**TASK**
Determine how many lines of this material contain "sine". Give only the number.

**RECORDS TO USE**
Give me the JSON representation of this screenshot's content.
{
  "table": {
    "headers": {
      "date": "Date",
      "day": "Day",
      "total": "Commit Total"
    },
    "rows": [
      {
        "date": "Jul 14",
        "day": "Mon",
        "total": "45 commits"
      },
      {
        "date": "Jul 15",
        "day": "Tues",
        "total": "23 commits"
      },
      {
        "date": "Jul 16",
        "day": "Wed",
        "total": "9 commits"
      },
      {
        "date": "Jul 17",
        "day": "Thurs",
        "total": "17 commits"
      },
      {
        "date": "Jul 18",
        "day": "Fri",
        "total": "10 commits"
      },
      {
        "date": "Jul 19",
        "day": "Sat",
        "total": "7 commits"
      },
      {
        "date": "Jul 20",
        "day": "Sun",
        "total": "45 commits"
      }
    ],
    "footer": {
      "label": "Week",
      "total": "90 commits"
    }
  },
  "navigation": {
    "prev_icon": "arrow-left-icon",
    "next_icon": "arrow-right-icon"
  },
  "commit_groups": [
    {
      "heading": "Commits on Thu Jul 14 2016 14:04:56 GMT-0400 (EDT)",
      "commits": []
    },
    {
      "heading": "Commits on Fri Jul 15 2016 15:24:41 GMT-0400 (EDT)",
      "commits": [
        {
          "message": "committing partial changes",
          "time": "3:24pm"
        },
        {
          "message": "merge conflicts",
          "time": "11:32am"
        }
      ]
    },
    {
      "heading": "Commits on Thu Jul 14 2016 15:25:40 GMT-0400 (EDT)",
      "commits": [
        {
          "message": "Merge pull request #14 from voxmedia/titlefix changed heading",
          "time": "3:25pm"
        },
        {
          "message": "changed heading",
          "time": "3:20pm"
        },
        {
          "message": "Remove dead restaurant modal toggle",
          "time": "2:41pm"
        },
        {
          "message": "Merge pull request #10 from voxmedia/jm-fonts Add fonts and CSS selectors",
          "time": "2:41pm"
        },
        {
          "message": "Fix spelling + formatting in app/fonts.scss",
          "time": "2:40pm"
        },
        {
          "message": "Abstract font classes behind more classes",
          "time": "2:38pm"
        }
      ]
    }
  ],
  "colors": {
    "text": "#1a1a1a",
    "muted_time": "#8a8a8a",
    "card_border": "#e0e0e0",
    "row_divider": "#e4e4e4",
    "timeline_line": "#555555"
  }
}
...
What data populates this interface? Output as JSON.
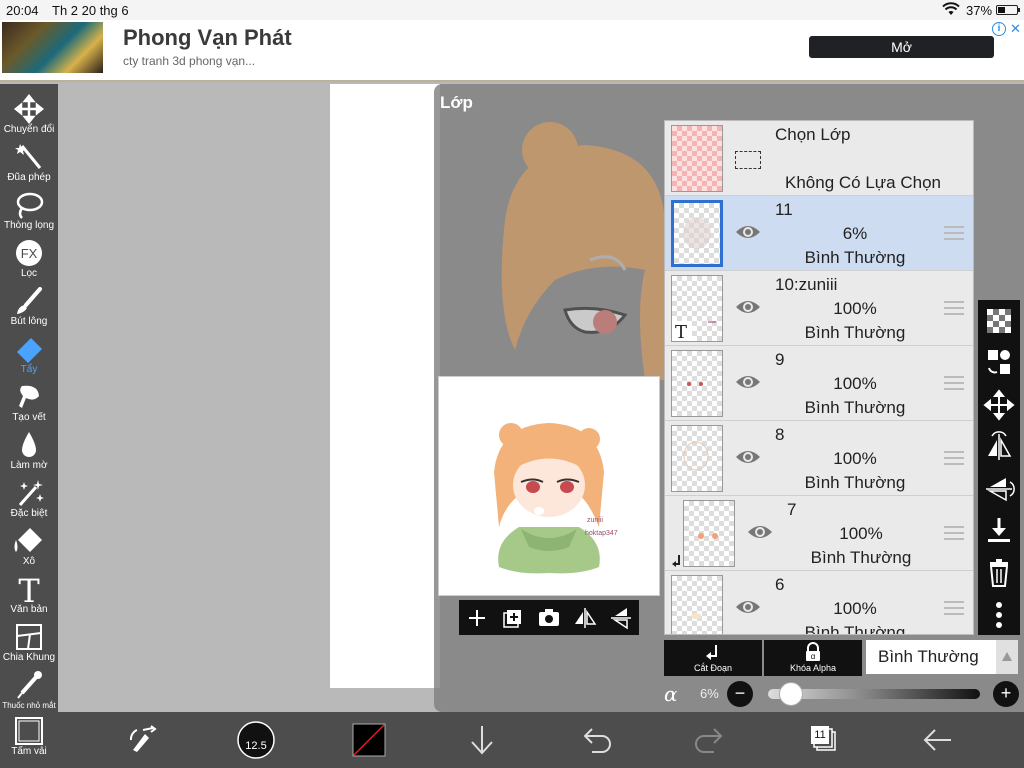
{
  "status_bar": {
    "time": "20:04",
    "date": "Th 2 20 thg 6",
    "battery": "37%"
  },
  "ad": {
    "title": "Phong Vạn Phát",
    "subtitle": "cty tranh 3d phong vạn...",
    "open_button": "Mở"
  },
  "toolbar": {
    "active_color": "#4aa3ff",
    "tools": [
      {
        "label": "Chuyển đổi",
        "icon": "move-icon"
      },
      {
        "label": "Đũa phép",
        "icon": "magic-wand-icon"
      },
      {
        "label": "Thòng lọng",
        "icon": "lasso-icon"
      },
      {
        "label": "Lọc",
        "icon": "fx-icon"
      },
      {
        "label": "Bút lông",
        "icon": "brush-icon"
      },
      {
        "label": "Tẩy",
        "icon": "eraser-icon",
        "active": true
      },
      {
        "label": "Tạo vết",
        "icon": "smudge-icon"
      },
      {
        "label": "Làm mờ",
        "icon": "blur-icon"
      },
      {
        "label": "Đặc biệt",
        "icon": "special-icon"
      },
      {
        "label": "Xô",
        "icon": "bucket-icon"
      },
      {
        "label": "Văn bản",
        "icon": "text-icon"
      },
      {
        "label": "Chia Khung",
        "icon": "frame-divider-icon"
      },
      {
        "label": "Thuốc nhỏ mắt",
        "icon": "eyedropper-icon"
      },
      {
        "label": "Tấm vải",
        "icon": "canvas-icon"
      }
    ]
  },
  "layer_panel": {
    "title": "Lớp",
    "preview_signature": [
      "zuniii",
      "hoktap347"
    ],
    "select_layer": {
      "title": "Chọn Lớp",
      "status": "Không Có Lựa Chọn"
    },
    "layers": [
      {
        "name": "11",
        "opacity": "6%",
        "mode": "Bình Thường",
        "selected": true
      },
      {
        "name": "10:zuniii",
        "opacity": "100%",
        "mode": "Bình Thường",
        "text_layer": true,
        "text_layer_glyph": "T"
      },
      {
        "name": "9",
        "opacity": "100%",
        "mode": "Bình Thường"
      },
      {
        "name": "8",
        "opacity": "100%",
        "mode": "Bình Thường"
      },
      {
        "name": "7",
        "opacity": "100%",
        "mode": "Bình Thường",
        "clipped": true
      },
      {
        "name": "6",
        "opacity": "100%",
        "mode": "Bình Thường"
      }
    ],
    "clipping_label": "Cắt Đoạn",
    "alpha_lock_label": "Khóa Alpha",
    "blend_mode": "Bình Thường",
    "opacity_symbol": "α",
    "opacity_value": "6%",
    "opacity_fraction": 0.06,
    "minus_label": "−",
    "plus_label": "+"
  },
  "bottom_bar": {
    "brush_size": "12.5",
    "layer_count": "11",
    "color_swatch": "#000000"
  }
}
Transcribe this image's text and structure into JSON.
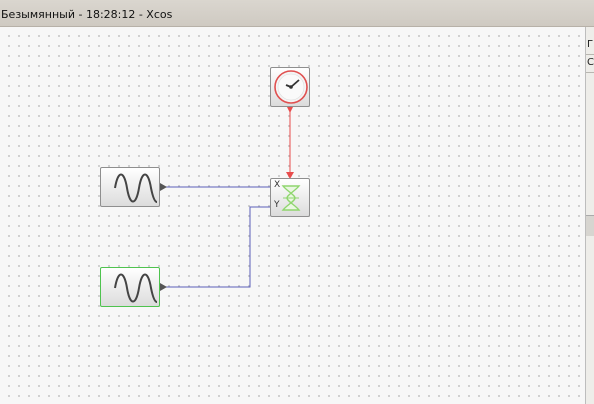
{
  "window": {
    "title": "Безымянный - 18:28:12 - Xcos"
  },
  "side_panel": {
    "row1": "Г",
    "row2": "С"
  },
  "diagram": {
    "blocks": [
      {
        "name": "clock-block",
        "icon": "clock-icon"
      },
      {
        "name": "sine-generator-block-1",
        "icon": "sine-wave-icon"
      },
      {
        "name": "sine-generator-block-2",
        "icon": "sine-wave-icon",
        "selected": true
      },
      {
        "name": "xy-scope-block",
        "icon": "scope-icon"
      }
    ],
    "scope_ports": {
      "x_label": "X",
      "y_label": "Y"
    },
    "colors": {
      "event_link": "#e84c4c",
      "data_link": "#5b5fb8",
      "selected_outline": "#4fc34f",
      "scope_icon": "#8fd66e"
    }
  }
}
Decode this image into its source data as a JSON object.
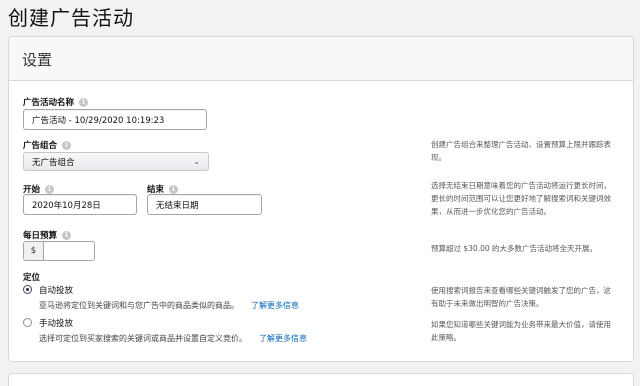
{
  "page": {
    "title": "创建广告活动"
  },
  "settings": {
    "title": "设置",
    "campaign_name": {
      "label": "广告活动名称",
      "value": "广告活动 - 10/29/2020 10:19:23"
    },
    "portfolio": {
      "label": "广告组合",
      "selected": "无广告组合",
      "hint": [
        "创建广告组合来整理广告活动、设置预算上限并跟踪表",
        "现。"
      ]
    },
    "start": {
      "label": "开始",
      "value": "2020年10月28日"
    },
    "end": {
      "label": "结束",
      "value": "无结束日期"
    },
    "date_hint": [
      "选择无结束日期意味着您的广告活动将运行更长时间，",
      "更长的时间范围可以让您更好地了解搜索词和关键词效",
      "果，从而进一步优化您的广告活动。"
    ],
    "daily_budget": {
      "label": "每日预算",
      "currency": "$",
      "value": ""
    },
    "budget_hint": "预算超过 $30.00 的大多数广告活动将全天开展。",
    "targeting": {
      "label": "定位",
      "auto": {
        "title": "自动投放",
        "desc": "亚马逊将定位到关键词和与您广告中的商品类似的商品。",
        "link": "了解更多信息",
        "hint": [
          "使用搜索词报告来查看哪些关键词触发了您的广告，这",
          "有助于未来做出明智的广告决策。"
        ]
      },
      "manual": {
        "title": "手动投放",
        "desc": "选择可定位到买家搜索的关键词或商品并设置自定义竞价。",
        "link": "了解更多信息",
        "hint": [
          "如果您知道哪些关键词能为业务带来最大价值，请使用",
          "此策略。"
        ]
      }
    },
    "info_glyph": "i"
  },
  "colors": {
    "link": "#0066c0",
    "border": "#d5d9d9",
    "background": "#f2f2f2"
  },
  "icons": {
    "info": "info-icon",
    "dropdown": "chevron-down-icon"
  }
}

**EXPECTED ANSWER**
4